design and operation. "To make continuous mixing, granulation, and drying possible for small-scale operations, such as in
the pharmaceutical industry, systems needed to be developed with very limited or no start-up and shutdown waste that reach
steady state in an extremely short time," says Kris Schoeters, product manager of continuous processing at GEA Pharma Systems,
a pharmaceutical equipment provider. He points to the company's ConsiGma continuous granulation, drying, and tableting line
as an example. Designed in a modular way, the system consists of a patented twin-screw granulator, a segmented continuous
fluid-bed dryer, and granule-conditioning unit to prepare dry granules for the tablet press.
"Each module has been optimized to achieve steady state very rapidly (sometimes within seconds) and to ensure plug-flow of
the product throughout the system. The whole system is controlled by an advanced process control system; all modules have
to communicate with each other seamlessly to form an intelligent-control system with feed-forward and feedback loops. The
control system is, in fact, one of the major design challenges for continuous processing," says Schoeters.
Another challenge is ensuring plug-flow while maintaining consistent mixing characteristics. The twin-screw granulator, for
example, contains "tightly intermeshing corotating twin screws and kneading elements, which provides a self-cleaning and self-emptying
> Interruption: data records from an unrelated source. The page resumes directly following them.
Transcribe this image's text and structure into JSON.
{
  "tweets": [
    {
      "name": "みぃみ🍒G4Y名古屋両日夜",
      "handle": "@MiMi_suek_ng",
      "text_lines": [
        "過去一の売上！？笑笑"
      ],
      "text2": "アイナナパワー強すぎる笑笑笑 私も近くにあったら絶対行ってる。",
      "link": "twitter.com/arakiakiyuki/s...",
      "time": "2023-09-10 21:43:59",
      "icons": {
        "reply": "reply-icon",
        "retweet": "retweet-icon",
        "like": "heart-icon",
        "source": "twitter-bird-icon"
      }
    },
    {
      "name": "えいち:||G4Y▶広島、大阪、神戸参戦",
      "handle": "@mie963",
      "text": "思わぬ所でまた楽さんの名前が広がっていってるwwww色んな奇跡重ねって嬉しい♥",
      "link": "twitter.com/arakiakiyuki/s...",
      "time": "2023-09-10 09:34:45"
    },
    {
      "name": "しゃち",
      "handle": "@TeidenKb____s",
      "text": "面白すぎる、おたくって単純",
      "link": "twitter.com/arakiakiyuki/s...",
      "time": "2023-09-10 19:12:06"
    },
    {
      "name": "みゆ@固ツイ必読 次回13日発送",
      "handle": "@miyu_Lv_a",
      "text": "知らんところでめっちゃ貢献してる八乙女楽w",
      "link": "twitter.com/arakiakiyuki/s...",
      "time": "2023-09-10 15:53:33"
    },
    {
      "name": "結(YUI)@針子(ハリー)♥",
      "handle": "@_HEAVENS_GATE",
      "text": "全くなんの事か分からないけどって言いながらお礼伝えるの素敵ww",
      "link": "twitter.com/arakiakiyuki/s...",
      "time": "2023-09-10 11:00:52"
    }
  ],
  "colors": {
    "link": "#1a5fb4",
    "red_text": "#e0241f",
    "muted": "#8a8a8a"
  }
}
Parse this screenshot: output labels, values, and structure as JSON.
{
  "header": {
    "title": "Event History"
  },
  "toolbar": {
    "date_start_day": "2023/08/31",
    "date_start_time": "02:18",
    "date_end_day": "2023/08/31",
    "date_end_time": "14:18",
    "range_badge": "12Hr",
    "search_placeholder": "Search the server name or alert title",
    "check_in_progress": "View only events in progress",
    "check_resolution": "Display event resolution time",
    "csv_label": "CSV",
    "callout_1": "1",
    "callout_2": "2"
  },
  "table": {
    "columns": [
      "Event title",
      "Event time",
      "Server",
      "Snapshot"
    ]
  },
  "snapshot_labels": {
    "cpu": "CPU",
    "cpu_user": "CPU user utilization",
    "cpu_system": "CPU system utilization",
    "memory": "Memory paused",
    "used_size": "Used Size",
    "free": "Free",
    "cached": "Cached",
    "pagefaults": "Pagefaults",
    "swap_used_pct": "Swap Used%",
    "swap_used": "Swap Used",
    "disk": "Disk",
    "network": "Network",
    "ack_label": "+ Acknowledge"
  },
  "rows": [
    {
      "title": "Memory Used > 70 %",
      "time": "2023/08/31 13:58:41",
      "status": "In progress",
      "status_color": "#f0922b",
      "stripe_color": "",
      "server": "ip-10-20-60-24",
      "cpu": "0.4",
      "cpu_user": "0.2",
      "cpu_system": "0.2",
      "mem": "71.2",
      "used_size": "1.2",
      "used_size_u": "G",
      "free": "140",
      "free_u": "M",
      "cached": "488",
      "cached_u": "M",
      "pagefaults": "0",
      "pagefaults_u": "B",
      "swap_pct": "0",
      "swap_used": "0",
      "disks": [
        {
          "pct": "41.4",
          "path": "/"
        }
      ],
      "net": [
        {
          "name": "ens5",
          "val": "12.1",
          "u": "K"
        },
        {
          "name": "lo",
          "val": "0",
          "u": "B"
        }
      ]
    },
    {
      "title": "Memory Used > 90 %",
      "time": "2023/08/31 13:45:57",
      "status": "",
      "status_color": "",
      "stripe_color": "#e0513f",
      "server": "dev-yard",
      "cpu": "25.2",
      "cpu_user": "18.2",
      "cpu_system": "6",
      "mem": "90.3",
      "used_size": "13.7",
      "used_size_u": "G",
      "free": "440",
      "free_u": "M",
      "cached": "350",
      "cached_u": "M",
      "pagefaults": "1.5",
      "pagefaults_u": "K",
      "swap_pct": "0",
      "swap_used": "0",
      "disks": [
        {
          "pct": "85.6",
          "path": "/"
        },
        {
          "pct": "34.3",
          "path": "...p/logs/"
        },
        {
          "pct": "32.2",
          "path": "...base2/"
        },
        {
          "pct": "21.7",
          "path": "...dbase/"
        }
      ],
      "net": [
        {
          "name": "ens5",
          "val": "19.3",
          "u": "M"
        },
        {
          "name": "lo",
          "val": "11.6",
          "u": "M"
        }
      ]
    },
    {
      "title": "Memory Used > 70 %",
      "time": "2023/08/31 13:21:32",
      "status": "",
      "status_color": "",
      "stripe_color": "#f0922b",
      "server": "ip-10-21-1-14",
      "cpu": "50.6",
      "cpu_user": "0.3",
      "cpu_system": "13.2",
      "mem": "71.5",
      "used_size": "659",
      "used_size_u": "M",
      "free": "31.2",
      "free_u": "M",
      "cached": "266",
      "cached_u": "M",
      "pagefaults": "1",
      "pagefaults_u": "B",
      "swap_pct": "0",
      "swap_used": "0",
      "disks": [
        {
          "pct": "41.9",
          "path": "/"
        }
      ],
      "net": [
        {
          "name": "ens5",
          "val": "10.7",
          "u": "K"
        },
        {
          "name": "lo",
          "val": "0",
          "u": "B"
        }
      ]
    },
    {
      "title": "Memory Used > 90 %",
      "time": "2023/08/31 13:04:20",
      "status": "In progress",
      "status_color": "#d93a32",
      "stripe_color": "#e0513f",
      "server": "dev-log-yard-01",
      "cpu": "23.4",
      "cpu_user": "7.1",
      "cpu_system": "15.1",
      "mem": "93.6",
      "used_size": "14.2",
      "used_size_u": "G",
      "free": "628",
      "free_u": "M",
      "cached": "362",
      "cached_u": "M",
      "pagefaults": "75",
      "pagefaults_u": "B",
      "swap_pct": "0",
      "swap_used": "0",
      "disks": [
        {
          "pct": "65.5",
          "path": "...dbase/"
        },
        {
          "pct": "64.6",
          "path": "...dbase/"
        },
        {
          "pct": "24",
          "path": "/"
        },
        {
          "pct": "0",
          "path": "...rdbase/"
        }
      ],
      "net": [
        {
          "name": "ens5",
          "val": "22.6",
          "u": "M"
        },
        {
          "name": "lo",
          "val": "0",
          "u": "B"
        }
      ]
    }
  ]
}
effect and, hence, ensures real plug flow," says Schoeters.
On the horizon
Developing continuous processes for specific unit operations and coupling them is one way to achieve continuous manufacturing.
In this approach, drug-substance manufacturing and solid-dosage manufacturing are separate, and specific unit operations in
solid-dosage manufacturing are developed as continuous processes and coupled. A more holistic or end-to-end approach is being
considered by Novartis, through a 10-year, $65-million collaboration that the company formed with the Massachusetts Institute
of Technology (MIT) in 2007, with the goal of developing a fully integrated platform for continuous manufacturing that would
integrate drug-substance manufacturing with finished drug-product manufacturing.
Bernhardt Trout, director at the Novartis–MIT Center for Continuous Manufacturing and professor of chemical engineering at
MIT, explained that the focus of the collaboration is not trying to redesign the process unit by unit, but rather to look
at API and finished-drug product manufacturing as a whole. To that end, the center is researching and developing new technologies,
including applying different chemistries to produce a desired API. Thus far, the center has developed a prototype, bench-scale
integrated continuous manufacturing platform for API and solid dosage manufacturing. The fully integrated, end-to-end system
has been run several times, and steady-state runs for up to a week at a time were planned for August 2011. The process and
its control system will be used as a research tool to test start-up and shut-down strategies and to introduce new technologies
for integration and further testing through 2011 and beyond.
1. E. Greb, Equipment and Processing Report, Mar. 17, 2010, http://PharmTech.com/continuousquest, accessed Aug. 22, 2010.
2. FDA, Guidance for Industry: PAT—A Framework for Innovative Pharmaceutical Development, Manufacturing, and Quality Assurance (Rockville, MD, September 2004).
3. A. Pellek and P. Van Arnum, Pharm. Technol.
9 (3), 52–58 (2008).
4. Code of Federal Regulations, Title 21, Food and Drugs, Part 121, Sec. 210.3,
http://www.accessdata.fda.gov/scripts/cdrh/cfdocs/cfcfr/CFRSearch.cfm?fr=210.3, accessed Aug. 23, 2011.